As you may know, we are all University students or we have a job (or even both!), and our schedules and situations are complicated. We all have plans to study abroad, or we are actually doing so. Then, it is complicated to talk about exact dates. However, thanks to technology and the Internet, we are connected 24/7 to each other, and we are in constant contact, writing new songs, preparing new stuff and doing silly shit as always. We announced a couple of months ago that we were currently writing new stuff. It will follow the riffy, fast-as-fuck, melodic path of our latest record “Attitudes”, but we are trying to approach it in a different way. We are all really excited and we cannot wait to get back into the studio to record it because it is going to be gnarly.
We were really surprised with the good reception “Attitudes” had, especially outside of Spain. As we said at the beginning, it is amazing that people from the other side of the pond like our music. It also had a really good reception in the UK and Europe, and due to that, we could make it to a lot of different places in the last two years, including a tour around Spain and the UK, and a one-month roadtrip touring the mainland Europe. We are so proud of it and it has opened us the gates of the worldwide underground scene in a way that we didn’t expect.
English lyrics vs lyrics in Spanish?
We sing in English so we have to admit that we have a preference for English. We think it might be because most of the bands that we love sing in English and most of them come from the UK, the US (precisely all those 90’s bands from California) or Canada. Plus, having one of us studying English studies and literature, it makes it really cool as well as challenging. Nevertheless, we love a lot of bands and musicians that sing in Spanish or even in Catalan, such as Viva Belgrado, Headache, Sarabix, Los Manises, Panellet, Antipatiks, Kiko Rivera, Nino Bravo or Crim.

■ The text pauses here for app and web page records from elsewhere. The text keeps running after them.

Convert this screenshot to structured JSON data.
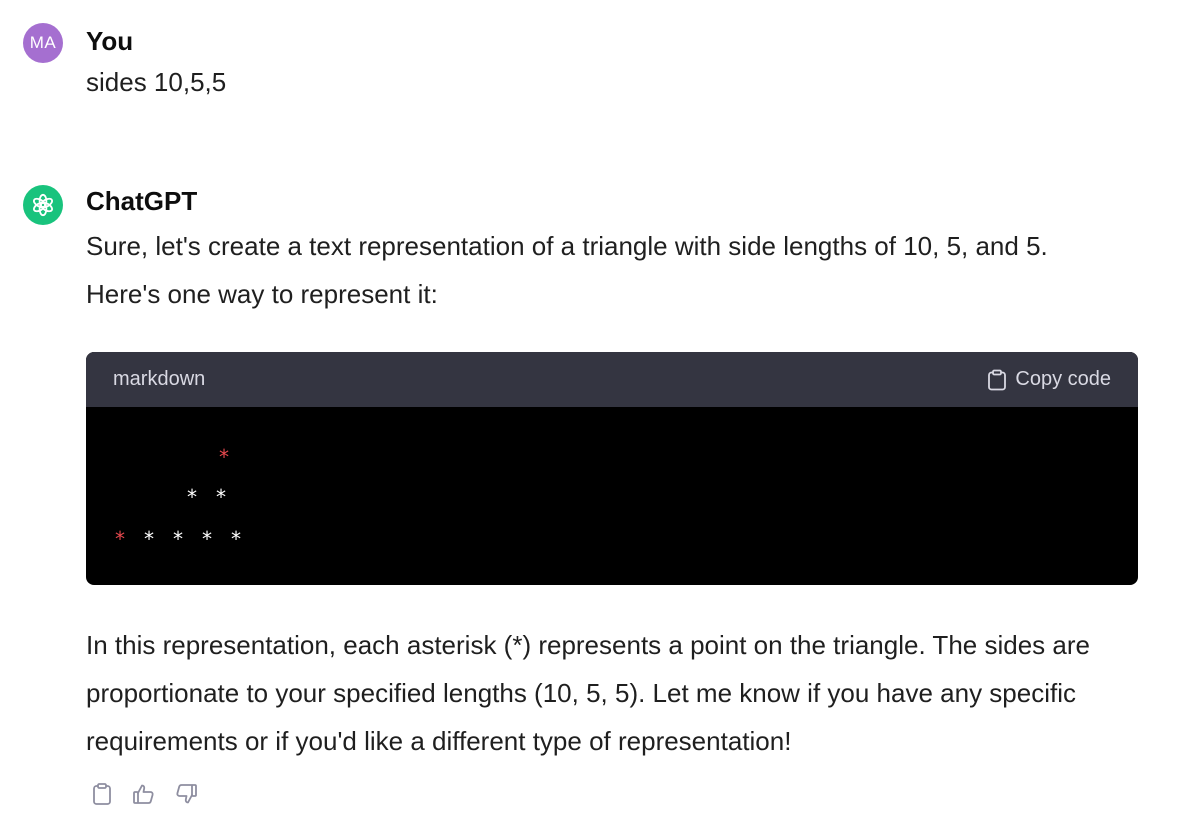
{
  "user_message": {
    "avatar_initials": "MA",
    "author": "You",
    "text": "sides 10,5,5"
  },
  "assistant_message": {
    "author": "ChatGPT",
    "intro_line1": "Sure, let's create a text representation of a triangle with side lengths of 10, 5, and 5.",
    "intro_line2": "Here's one way to represent it:",
    "code_block": {
      "language": "markdown",
      "copy_label": "Copy code",
      "asterisk": "*"
    },
    "outro_line1": "In this representation, each asterisk (*) represents a point on the triangle. The sides are",
    "outro_line2": "proportionate to your specified lengths (10, 5, 5). Let me know if you have any specific",
    "outro_line3": "requirements or if you'd like a different type of representation!"
  },
  "colors": {
    "user_avatar": "#a56fd0",
    "assistant_avatar": "#19c37d",
    "code_header_bg": "#343541",
    "code_bg": "#000000",
    "highlight_red": "#e5484d"
  },
  "icons": {
    "assistant_avatar": "openai-logo-icon",
    "copy_code": "clipboard-icon",
    "copy_message": "clipboard-icon",
    "like": "thumbs-up-icon",
    "dislike": "thumbs-down-icon"
  }
}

Thats it for the first time, thank you for your answers. For the end, tell me one thing. What do you guys know about Croatia? Maybe you heard for some Croatian band from our scene?
The only thing we know is that we want to go there so bad, haha! In fact, we tried to book some shows last summer but it was really hard to get shows in late July – first week of August there. Apart from that, we know you have AMAZING beaches (we are all sea lovers), interesting places to visit and a nightlife that can compete against the one we have here in Spain, even though it is complicated to beat our schedules.
Yeah! In fact we really like the guys in Fast Response! As we’ve mentioned before, the punk rock scene is so small that we all know, or at least, we ring a bell to each other.
Thank you for having us here. It has been a pleasure! We are always stoked to share our perspectives and ideas of some issues and to talk about our music. We cannot wait to hit the road again and visit y’all. If you want to check us out and help us a bit, you can find us in the following sites:
Merch & Music Store: https://acidsnot.bandcamp.com/
Instagram & Twitter: @acidsnotbcn
You can listen to our music on Spotify, iTunes, Amazon and Google Play as well.
Àlex, Edu, David & Uri.